▶ [Stored dataset items]:
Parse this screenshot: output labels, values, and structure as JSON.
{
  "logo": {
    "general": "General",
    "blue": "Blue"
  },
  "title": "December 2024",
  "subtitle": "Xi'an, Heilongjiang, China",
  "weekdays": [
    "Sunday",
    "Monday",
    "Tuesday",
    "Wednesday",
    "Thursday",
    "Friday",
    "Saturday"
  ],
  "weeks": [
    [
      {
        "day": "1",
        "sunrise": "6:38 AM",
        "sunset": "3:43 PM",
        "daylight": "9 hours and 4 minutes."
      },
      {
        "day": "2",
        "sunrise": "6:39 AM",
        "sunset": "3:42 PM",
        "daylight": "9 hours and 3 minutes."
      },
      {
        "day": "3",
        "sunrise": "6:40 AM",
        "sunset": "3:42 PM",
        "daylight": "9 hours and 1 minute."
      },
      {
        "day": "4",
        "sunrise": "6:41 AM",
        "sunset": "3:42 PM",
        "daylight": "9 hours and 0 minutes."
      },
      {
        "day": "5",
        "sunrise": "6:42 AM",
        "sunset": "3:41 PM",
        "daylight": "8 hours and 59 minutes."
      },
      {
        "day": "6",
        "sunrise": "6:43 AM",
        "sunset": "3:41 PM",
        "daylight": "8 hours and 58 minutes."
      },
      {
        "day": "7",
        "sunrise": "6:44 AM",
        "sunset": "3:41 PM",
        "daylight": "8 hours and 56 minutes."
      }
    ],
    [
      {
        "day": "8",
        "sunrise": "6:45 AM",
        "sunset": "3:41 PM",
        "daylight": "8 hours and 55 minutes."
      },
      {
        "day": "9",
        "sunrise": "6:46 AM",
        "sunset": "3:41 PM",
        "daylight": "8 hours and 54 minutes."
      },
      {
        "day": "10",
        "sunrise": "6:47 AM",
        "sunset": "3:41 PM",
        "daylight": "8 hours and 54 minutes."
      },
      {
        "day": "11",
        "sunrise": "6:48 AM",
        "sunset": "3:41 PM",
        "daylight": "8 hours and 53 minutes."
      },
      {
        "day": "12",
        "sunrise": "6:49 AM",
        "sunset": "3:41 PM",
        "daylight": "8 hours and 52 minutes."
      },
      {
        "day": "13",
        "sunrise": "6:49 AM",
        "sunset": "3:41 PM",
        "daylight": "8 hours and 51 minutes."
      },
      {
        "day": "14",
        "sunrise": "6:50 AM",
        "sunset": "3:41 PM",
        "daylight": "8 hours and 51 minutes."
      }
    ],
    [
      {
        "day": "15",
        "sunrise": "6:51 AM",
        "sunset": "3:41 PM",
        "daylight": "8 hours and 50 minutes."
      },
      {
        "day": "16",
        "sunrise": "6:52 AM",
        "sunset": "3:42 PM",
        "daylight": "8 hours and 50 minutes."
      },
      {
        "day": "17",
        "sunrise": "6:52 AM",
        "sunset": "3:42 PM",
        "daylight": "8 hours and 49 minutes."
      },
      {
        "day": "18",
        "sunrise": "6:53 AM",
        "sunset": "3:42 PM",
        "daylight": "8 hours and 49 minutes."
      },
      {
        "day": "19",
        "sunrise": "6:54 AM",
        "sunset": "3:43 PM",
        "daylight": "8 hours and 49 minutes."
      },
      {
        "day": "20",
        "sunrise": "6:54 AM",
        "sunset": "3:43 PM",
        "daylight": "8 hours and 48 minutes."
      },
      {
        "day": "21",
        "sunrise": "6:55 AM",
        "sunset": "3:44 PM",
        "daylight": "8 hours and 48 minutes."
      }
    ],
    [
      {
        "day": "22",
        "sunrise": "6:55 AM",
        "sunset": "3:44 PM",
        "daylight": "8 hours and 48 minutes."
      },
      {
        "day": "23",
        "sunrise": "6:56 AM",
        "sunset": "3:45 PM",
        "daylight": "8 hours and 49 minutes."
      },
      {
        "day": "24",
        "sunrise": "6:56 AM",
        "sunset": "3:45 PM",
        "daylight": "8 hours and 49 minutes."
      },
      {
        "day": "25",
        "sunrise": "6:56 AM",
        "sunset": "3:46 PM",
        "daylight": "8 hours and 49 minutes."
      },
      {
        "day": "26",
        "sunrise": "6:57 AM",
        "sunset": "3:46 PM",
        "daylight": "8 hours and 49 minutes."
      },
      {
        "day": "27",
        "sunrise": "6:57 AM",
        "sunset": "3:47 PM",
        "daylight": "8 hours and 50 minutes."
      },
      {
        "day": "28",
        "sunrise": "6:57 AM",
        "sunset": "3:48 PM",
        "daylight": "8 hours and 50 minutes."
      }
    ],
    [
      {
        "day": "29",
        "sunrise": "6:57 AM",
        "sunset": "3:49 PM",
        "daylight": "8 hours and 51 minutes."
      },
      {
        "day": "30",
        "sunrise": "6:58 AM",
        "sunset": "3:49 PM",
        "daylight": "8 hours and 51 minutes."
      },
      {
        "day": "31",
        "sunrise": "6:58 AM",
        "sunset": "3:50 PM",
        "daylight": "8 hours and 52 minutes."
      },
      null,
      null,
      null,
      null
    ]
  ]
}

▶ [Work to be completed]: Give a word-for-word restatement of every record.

▶ [Answer box]:
Parse this screenshot: output labels, values, and structure as JSON.
{
  "logo": {
    "general": "General",
    "blue": "Blue"
  },
  "title": "December 2024",
  "subtitle": "Xi'an, Heilongjiang, China",
  "weekdays": [
    "Sunday",
    "Monday",
    "Tuesday",
    "Wednesday",
    "Thursday",
    "Friday",
    "Saturday"
  ],
  "weeks": [
    [
      {
        "day": "1",
        "sunrise": "6:38 AM",
        "sunset": "3:43 PM",
        "daylight": "9 hours and 4 minutes."
      },
      {
        "day": "2",
        "sunrise": "6:39 AM",
        "sunset": "3:42 PM",
        "daylight": "9 hours and 3 minutes."
      },
      {
        "day": "3",
        "sunrise": "6:40 AM",
        "sunset": "3:42 PM",
        "daylight": "9 hours and 1 minute."
      },
      {
        "day": "4",
        "sunrise": "6:41 AM",
        "sunset": "3:42 PM",
        "daylight": "9 hours and 0 minutes."
      },
      {
        "day": "5",
        "sunrise": "6:42 AM",
        "sunset": "3:41 PM",
        "daylight": "8 hours and 59 minutes."
      },
      {
        "day": "6",
        "sunrise": "6:43 AM",
        "sunset": "3:41 PM",
        "daylight": "8 hours and 58 minutes."
      },
      {
        "day": "7",
        "sunrise": "6:44 AM",
        "sunset": "3:41 PM",
        "daylight": "8 hours and 56 minutes."
      }
    ],
    [
      {
        "day": "8",
        "sunrise": "6:45 AM",
        "sunset": "3:41 PM",
        "daylight": "8 hours and 55 minutes."
      },
      {
        "day": "9",
        "sunrise": "6:46 AM",
        "sunset": "3:41 PM",
        "daylight": "8 hours and 54 minutes."
      },
      {
        "day": "10",
        "sunrise": "6:47 AM",
        "sunset": "3:41 PM",
        "daylight": "8 hours and 54 minutes."
      },
      {
        "day": "11",
        "sunrise": "6:48 AM",
        "sunset": "3:41 PM",
        "daylight": "8 hours and 53 minutes."
      },
      {
        "day": "12",
        "sunrise": "6:49 AM",
        "sunset": "3:41 PM",
        "daylight": "8 hours and 52 minutes."
      },
      {
        "day": "13",
        "sunrise": "6:49 AM",
        "sunset": "3:41 PM",
        "daylight": "8 hours and 51 minutes."
      },
      {
        "day": "14",
        "sunrise": "6:50 AM",
        "sunset": "3:41 PM",
        "daylight": "8 hours and 51 minutes."
      }
    ],
    [
      {
        "day": "15",
        "sunrise": "6:51 AM",
        "sunset": "3:41 PM",
        "daylight": "8 hours and 50 minutes."
      },
      {
        "day": "16",
        "sunrise": "6:52 AM",
        "sunset": "3:42 PM",
        "daylight": "8 hours and 50 minutes."
      },
      {
        "day": "17",
        "sunrise": "6:52 AM",
        "sunset": "3:42 PM",
        "daylight": "8 hours and 49 minutes."
      },
      {
        "day": "18",
        "sunrise": "6:53 AM",
        "sunset": "3:42 PM",
        "daylight": "8 hours and 49 minutes."
      },
      {
        "day": "19",
        "sunrise": "6:54 AM",
        "sunset": "3:43 PM",
        "daylight": "8 hours and 49 minutes."
      },
      {
        "day": "20",
        "sunrise": "6:54 AM",
        "sunset": "3:43 PM",
        "daylight": "8 hours and 48 minutes."
      },
      {
        "day": "21",
        "sunrise": "6:55 AM",
        "sunset": "3:44 PM",
        "daylight": "8 hours and 48 minutes."
      }
    ],
    [
      {
        "day": "22",
        "sunrise": "6:55 AM",
        "sunset": "3:44 PM",
        "daylight": "8 hours and 48 minutes."
      },
      {
        "day": "23",
        "sunrise": "6:56 AM",
        "sunset": "3:45 PM",
        "daylight": "8 hours and 49 minutes."
      },
      {
        "day": "24",
        "sunrise": "6:56 AM",
        "sunset": "3:45 PM",
        "daylight": "8 hours and 49 minutes."
      },
      {
        "day": "25",
        "sunrise": "6:56 AM",
        "sunset": "3:46 PM",
        "daylight": "8 hours and 49 minutes."
      },
      {
        "day": "26",
        "sunrise": "6:57 AM",
        "sunset": "3:46 PM",
        "daylight": "8 hours and 49 minutes."
      },
      {
        "day": "27",
        "sunrise": "6:57 AM",
        "sunset": "3:47 PM",
        "daylight": "8 hours and 50 minutes."
      },
      {
        "day": "28",
        "sunrise": "6:57 AM",
        "sunset": "3:48 PM",
        "daylight": "8 hours and 50 minutes."
      }
    ],
    [
      {
        "day": "29",
        "sunrise": "6:57 AM",
        "sunset": "3:49 PM",
        "daylight": "8 hours and 51 minutes."
      },
      {
        "day": "30",
        "sunrise": "6:58 AM",
        "sunset": "3:49 PM",
        "daylight": "8 hours and 51 minutes."
      },
      {
        "day": "31",
        "sunrise": "6:58 AM",
        "sunset": "3:50 PM",
        "daylight": "8 hours and 52 minutes."
      },
      null,
      null,
      null,
      null
    ]
  ]
}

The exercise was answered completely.